2018 Nobel Economics prize winner William Nordhaus has called on governments at the UN climate conference in Poland to rethink their approach to fighting climate change. He argues that there isn’t enough consensus or political will for a voluntary agreement to succeed and suggests that delegates at COP24 focus on a carbon price.
Nordhaus suggests setting a carbon price of around $40 to $50 a tonne and then letting countries decide how they want to implement it with possible options being a carbon tax or a cap and trade arrangement.

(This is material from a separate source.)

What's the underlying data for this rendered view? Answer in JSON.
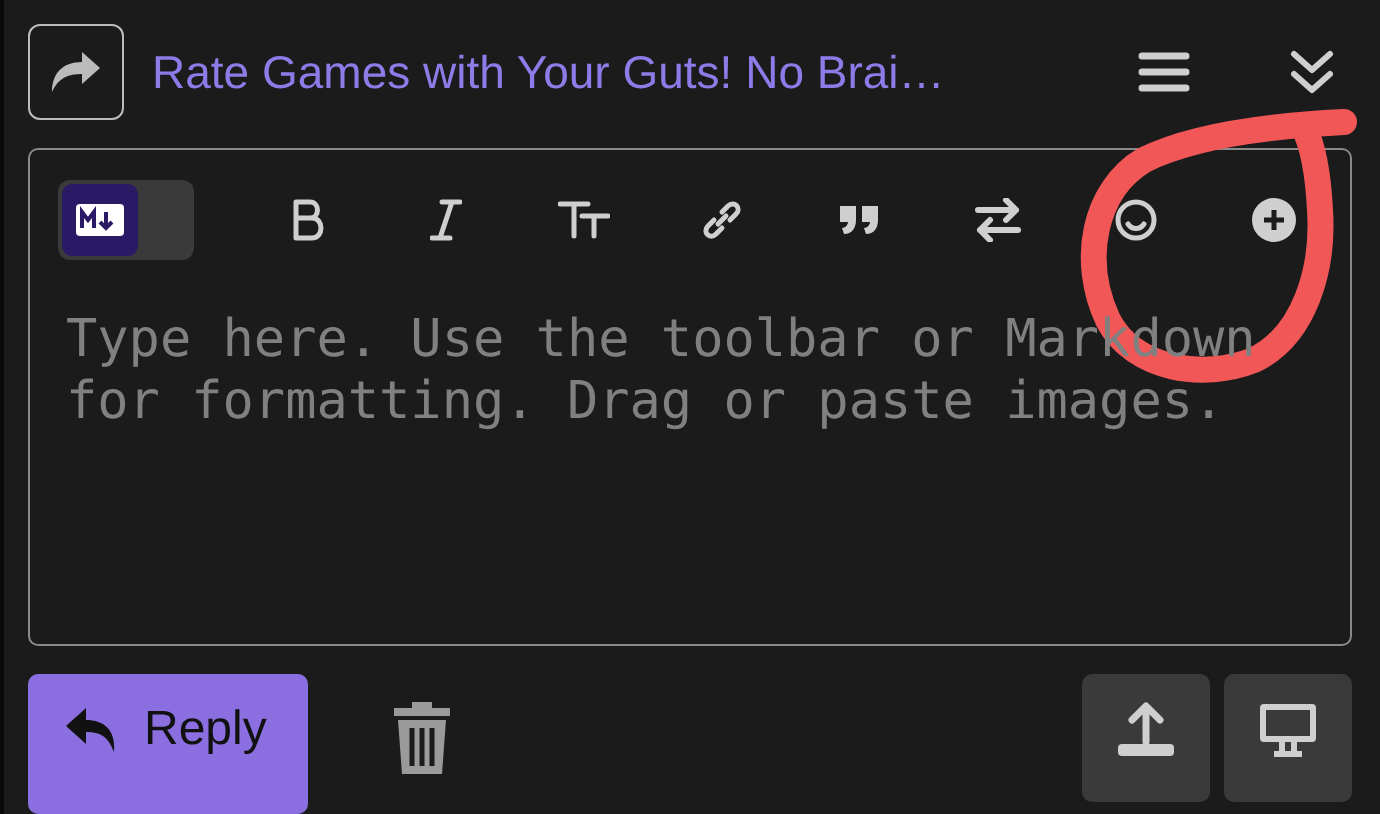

I don’t know what the right price would be, but I do agree that a globally applied carbon price would be the most effective way to bring about the changes that we need. The International Council on Mining and Metals (ICMM) has been an advocate of carbon pricing since 2011, and our position is that “We support a price on carbon, and other market mechanisms that drive reduction of greenhouse gas emissions and incentivise innovation”.
Currently around 70 countries or regions already apply some form of carbon price. But this only covers about 20% of global total emissions. To work more effectively and fairly, carbon pricing would need to be applied more widely. Carbon pricing, implemented on a level playing field basis and in a predictable and measured way, would incentivise more emission reductions by industry, such as reducing emissions by switching to renewable energy, using less carbon intensive fuels and through process efficiency improvements.
Mining will play a vital role in producing the copper, cobalt, lithium and steel required to decarbonise the global economy. While many mining companies are already reducing their carbon emissions whether they operate in carbon pricing jurisdictions or not, governments too need to show leadership to incentivise all businesses to cut emissions faster.
Sir David Attenborough in his address to COP24 told delegates that time is running out and four former UN climate talks presidents issued a statement saying that "decisive action in the next two years will be crucial". I hope that William Nordhaus’s proposal will be a part of such decisive action.